The first thing you need to know about my guilty pleasure is that you probably share it. George Orwell certainly did. He writes about it in his 1946 essay, Decline of the English Murder: "It is Sunday afternoon ... Your pipe is drawing sweetly, the sofa cushions are soft underneath you, the fire is well alight, the air is warm and stagnant. In these blissful circumstances, what it is that you want to read about? Naturally, about a murder."
The Brownsville neighborhood of Brooklyn, N.Y., is known for many things, among them huge public housing projects, extremely high poverty and crime. Last summer, a one-year-old boy was shot in the head and killed as he sat in a stroller in the neighborhood.
But that's one side of life in Brownsville.
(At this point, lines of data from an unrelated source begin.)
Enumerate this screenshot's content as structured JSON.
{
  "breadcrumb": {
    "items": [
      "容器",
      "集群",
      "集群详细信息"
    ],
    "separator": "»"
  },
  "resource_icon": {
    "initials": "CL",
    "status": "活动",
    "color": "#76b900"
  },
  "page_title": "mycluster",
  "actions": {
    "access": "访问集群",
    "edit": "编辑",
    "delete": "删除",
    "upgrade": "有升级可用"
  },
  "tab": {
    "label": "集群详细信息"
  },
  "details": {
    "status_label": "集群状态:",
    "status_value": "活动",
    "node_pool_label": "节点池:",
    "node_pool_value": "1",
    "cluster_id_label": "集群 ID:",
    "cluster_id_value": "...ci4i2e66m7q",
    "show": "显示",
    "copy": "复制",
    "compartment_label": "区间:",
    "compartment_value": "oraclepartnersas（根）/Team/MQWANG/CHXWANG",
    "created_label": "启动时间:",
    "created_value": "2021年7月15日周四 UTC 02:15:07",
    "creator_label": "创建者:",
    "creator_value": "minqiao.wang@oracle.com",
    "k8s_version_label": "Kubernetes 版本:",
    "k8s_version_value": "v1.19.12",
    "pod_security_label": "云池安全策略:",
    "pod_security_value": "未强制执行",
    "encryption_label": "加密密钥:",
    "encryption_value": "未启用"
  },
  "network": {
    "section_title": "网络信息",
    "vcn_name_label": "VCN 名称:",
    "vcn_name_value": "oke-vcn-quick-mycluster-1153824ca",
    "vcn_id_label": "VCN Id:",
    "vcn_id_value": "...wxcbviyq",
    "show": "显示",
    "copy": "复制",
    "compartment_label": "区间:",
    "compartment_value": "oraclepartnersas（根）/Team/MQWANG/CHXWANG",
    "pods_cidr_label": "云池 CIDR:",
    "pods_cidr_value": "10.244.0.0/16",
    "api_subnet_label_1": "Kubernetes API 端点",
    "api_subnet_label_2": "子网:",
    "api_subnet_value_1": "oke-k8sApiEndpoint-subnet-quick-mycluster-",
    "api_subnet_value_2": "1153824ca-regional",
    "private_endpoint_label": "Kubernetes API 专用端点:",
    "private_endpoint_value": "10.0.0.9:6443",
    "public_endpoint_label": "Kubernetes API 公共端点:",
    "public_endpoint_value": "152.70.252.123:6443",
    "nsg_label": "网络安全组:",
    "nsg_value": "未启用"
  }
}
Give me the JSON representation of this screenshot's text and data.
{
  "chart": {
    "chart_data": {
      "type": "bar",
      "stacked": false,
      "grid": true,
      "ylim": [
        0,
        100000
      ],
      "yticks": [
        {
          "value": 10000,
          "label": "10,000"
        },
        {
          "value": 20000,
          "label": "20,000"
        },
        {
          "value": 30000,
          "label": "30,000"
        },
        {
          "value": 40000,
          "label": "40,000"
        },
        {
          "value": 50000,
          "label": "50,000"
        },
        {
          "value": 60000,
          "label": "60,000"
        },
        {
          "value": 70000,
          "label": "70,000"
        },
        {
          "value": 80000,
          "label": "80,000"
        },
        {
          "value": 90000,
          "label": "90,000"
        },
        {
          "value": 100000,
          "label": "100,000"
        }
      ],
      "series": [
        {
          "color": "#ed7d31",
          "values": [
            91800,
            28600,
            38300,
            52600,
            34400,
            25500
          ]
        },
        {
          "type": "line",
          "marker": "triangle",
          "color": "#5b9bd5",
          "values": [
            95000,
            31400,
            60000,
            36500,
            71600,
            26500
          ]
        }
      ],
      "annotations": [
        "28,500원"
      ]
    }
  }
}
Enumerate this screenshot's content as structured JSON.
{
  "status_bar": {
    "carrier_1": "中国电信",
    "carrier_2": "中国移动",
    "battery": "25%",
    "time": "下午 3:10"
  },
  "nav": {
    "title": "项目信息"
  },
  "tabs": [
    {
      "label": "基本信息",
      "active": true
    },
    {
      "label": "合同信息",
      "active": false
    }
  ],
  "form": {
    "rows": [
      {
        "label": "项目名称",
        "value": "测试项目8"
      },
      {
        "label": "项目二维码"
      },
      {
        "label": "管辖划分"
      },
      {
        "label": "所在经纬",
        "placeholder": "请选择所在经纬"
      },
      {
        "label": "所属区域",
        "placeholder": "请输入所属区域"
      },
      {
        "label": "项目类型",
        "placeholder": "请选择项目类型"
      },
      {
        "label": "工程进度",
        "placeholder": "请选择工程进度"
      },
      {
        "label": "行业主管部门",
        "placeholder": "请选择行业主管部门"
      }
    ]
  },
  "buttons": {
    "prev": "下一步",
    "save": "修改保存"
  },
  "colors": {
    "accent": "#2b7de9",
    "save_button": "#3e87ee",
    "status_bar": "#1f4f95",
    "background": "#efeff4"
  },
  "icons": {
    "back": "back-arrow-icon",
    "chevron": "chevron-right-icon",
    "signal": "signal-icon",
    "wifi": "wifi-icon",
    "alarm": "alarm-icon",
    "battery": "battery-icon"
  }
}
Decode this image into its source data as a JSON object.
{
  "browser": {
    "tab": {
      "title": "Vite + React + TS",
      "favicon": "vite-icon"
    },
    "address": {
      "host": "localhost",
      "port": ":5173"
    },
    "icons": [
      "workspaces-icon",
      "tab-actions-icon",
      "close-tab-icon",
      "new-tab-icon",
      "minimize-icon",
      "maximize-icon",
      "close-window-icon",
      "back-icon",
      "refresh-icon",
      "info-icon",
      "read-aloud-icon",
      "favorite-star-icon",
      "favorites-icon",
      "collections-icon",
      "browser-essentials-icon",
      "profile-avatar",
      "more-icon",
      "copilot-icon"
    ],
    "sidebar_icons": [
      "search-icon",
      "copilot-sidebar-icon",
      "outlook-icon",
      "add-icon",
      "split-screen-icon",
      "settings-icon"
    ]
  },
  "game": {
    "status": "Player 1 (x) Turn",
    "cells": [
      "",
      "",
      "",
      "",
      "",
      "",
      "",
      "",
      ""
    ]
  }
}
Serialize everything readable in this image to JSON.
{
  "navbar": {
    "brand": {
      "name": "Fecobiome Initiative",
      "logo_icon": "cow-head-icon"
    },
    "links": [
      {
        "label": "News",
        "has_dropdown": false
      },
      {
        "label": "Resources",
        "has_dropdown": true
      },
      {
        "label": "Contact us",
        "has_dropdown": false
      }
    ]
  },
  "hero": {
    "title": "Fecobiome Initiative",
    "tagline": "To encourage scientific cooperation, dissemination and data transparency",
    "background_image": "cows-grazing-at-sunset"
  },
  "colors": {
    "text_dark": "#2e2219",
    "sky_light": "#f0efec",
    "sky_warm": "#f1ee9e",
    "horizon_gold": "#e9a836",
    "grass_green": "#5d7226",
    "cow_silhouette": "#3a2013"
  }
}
Down the street from that murder, on weekday mornings, is another side.
Brazil, a country usually known for its rainforests, has been facing a severe drought in its breadbasket region, leaving people in the cities without water and farmers in the countryside with dying crops. Global prices for coffee, in particular, have been affected.
Scientists in Brazil say the worst is yet to come — yet no one in the government, it seems, is listening.
On a recent day, farmer Juliano Jose Polidor walks through the desiccated remains of his cornfields.
What's happened to this crop, he says, is a total loss.